# [TASK DESCRIPTION]
This task calls for copying every line of the records that includes the word "phone".

# [DATA FOR THIS EXERCISE]
_ _ _
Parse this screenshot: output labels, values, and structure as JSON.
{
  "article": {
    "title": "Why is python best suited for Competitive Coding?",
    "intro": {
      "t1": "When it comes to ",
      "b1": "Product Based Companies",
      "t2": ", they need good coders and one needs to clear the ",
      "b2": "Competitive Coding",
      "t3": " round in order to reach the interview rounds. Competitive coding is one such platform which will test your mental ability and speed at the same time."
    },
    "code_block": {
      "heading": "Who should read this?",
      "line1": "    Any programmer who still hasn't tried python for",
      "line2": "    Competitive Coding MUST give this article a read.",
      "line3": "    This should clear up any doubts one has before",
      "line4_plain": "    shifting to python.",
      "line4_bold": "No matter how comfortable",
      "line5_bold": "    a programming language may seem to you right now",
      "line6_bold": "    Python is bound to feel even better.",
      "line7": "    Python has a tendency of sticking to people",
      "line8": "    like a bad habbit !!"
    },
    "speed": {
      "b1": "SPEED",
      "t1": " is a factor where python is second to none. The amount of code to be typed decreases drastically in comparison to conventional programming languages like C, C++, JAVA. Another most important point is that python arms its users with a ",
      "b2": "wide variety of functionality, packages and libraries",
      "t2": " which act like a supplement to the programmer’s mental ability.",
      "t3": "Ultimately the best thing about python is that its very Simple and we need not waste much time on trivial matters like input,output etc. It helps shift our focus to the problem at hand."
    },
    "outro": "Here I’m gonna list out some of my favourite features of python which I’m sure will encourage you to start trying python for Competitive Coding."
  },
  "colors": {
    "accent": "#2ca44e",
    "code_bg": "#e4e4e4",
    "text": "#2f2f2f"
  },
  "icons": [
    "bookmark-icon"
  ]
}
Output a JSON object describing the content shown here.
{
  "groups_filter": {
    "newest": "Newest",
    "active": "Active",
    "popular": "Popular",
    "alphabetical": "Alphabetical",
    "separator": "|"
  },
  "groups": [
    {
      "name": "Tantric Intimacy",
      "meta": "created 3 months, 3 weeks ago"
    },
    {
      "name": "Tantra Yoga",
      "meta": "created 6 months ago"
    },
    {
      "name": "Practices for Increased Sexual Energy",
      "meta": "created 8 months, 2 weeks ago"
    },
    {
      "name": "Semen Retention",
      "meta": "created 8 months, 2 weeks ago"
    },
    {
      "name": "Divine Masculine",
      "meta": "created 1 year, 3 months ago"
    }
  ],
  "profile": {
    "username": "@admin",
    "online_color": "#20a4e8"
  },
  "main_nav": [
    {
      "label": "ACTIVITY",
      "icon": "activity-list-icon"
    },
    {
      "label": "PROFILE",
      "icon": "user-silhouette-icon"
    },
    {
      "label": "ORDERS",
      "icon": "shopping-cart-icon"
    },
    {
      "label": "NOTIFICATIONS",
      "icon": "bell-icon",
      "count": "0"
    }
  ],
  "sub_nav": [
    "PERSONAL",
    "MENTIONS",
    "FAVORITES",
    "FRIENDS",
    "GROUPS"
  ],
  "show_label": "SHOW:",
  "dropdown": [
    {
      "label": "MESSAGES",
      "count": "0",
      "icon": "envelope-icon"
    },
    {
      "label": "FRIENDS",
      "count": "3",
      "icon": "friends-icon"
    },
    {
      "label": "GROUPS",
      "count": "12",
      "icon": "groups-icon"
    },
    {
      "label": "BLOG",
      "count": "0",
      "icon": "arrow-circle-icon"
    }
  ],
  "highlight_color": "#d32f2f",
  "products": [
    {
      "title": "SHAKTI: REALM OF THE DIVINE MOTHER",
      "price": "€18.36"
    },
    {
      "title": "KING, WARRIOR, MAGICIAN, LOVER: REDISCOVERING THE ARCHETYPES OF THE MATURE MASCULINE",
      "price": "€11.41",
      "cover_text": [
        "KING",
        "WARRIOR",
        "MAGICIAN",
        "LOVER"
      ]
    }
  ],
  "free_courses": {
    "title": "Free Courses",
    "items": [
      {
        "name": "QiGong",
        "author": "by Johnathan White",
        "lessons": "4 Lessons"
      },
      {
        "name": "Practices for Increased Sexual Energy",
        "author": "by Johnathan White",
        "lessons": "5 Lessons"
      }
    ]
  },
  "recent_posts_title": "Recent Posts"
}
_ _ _
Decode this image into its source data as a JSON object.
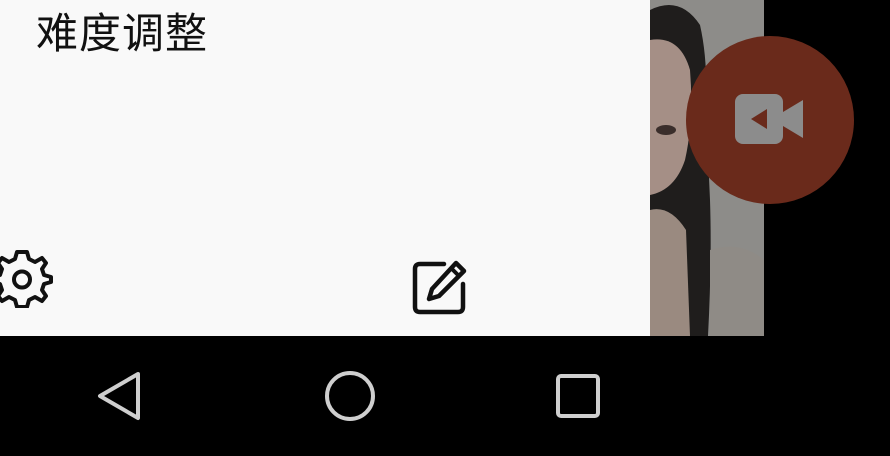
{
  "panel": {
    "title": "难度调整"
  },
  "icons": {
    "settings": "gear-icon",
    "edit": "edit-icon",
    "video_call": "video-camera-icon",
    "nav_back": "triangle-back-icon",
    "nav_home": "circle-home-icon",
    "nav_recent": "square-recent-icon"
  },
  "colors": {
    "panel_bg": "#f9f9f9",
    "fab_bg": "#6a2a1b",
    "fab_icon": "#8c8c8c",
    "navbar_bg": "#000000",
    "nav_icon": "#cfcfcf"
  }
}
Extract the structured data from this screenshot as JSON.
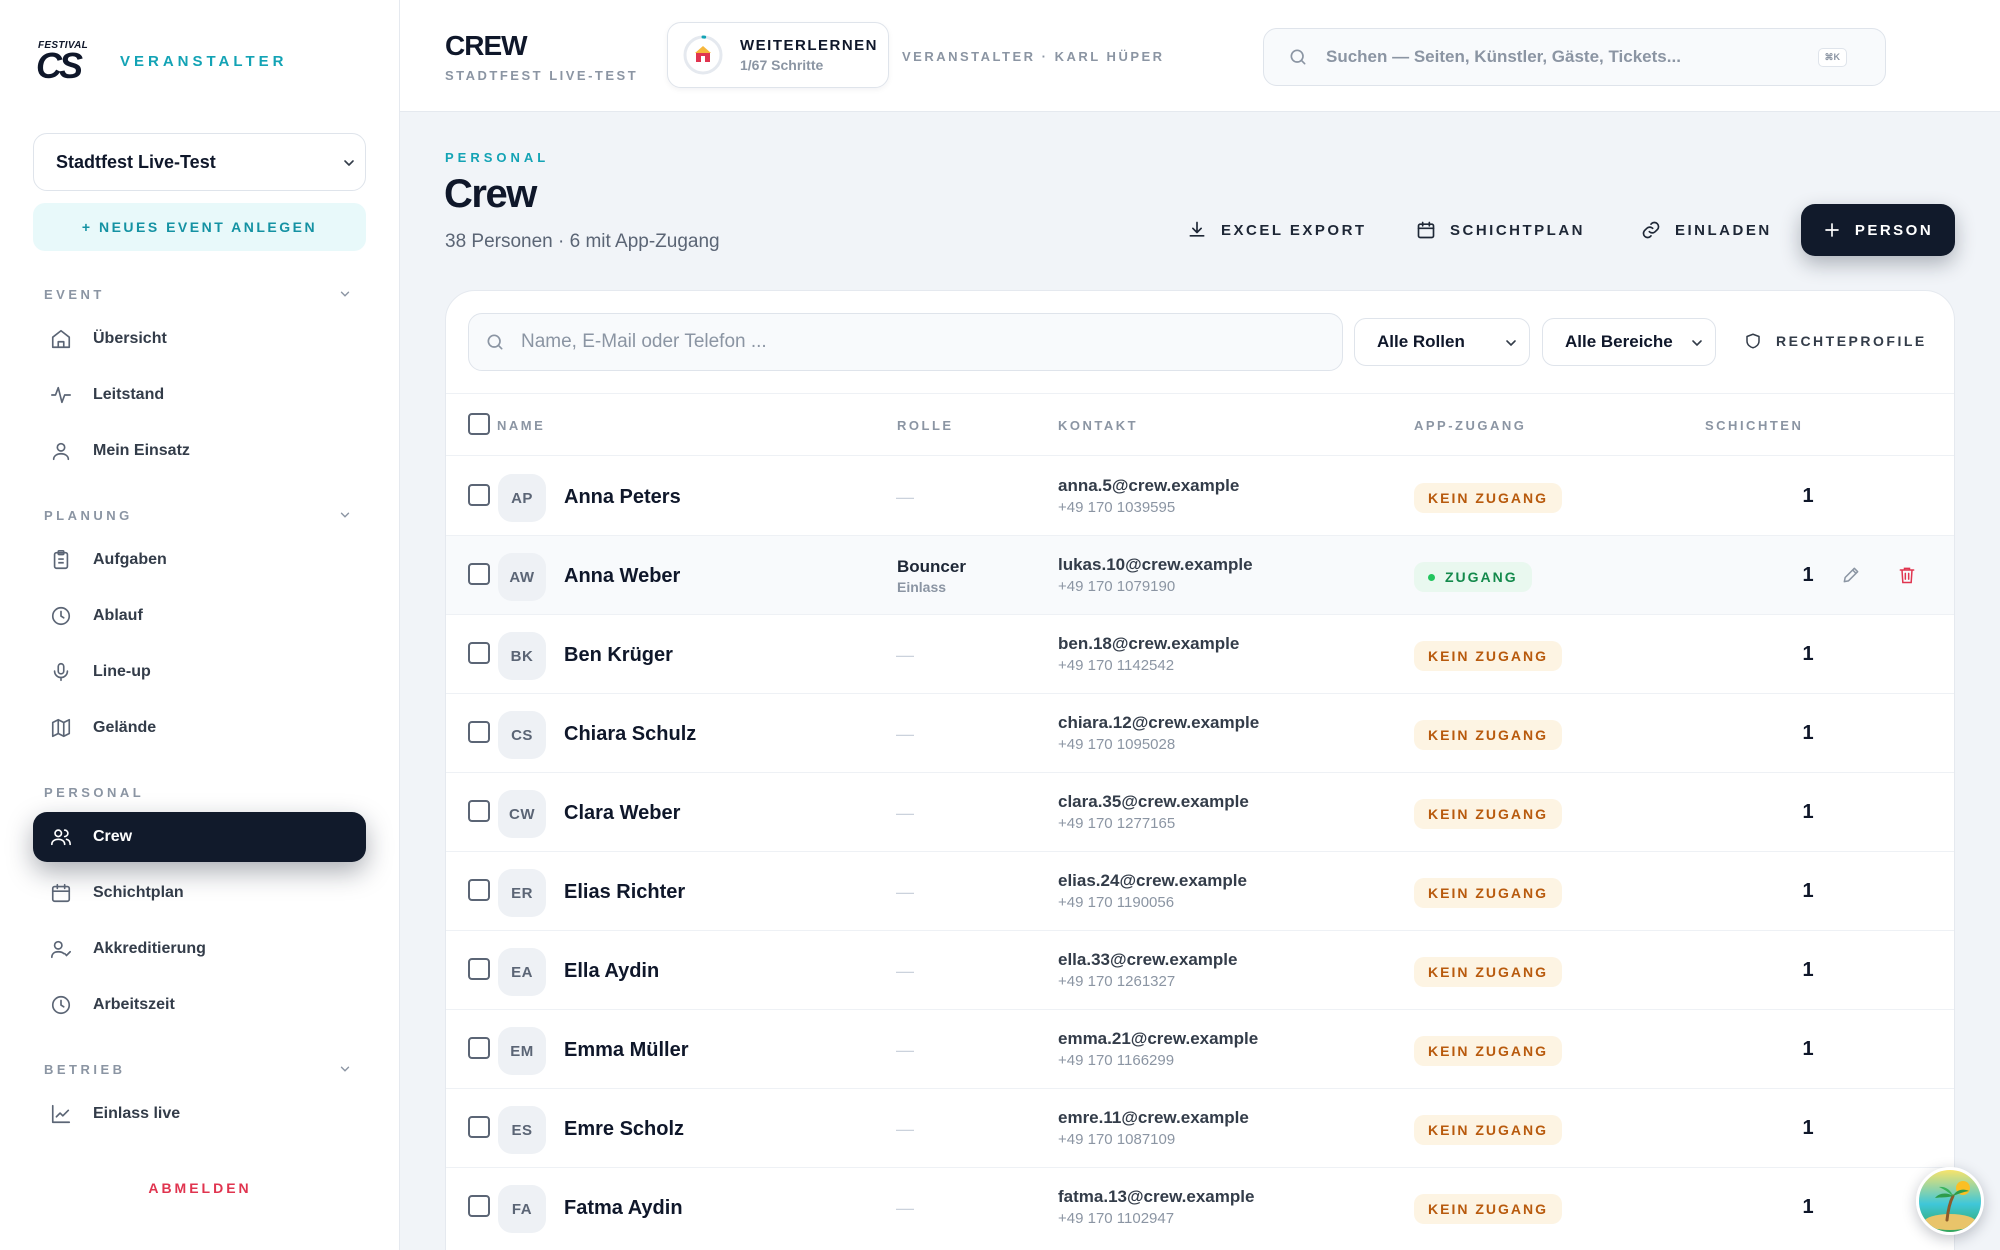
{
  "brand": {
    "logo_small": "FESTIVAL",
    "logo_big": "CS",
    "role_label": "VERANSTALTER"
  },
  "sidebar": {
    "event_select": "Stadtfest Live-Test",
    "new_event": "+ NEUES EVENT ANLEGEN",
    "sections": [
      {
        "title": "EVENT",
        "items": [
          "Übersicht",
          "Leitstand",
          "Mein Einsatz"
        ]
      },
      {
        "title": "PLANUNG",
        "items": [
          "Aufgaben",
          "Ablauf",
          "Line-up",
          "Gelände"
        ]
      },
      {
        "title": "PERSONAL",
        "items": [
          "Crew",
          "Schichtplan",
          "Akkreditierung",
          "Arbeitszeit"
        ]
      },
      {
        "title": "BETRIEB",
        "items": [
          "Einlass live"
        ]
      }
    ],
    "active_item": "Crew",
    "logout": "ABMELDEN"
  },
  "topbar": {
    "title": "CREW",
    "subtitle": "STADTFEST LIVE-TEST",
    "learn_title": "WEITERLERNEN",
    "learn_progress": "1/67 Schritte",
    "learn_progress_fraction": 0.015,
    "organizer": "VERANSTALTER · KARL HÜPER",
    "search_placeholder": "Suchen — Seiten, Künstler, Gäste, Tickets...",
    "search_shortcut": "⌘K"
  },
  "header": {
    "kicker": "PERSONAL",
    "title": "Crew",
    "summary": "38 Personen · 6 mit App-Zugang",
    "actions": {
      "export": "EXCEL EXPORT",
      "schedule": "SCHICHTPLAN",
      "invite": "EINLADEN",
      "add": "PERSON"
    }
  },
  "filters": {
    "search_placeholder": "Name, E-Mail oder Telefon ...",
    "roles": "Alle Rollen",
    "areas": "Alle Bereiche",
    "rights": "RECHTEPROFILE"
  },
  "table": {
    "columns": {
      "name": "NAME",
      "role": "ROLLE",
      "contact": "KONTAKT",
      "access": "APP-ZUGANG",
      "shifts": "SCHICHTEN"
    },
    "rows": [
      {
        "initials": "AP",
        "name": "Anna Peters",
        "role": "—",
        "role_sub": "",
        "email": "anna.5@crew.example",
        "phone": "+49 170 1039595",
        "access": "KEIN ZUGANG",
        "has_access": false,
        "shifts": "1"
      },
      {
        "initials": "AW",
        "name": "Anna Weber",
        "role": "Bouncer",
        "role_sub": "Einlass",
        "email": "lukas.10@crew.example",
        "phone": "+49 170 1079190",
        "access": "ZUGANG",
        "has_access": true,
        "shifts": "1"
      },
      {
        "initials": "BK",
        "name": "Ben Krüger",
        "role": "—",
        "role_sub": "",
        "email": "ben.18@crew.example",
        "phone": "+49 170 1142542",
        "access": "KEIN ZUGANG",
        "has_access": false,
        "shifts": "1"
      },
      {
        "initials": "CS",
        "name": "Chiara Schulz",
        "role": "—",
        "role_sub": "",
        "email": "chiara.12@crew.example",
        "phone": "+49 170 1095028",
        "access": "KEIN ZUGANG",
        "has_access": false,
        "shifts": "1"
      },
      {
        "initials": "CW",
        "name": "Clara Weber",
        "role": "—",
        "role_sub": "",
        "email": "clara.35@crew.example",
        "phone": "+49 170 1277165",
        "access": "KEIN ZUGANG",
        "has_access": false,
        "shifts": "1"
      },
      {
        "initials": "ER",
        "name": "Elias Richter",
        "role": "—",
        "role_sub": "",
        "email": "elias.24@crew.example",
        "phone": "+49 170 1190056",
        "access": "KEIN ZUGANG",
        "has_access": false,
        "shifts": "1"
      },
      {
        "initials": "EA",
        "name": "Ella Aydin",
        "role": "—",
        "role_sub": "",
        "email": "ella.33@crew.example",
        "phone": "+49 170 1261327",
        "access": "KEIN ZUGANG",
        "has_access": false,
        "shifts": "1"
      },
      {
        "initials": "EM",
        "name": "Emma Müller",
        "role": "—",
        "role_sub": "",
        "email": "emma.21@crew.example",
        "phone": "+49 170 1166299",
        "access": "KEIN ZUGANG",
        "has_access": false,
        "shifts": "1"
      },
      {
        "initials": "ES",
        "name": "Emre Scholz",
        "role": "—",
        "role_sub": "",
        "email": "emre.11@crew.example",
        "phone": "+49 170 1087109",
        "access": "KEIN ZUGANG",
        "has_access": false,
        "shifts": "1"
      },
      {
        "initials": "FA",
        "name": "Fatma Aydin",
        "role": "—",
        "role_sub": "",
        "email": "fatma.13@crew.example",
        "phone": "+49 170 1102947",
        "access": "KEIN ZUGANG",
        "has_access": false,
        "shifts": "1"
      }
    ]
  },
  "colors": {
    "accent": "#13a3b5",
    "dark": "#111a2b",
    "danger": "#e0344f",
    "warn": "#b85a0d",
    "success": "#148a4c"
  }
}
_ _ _
# [WRITTEN ANSWER]
        "phone": "+49 170 1039595",
        "phone": "+49 170 1079190",
        "phone": "+49 170 1142542",
        "phone": "+49 170 1095028",
        "phone": "+49 170 1277165",
        "phone": "+49 170 1190056",
        "phone": "+49 170 1261327",
        "phone": "+49 170 1166299",
        "phone": "+49 170 1087109",
        "phone": "+49 170 1102947",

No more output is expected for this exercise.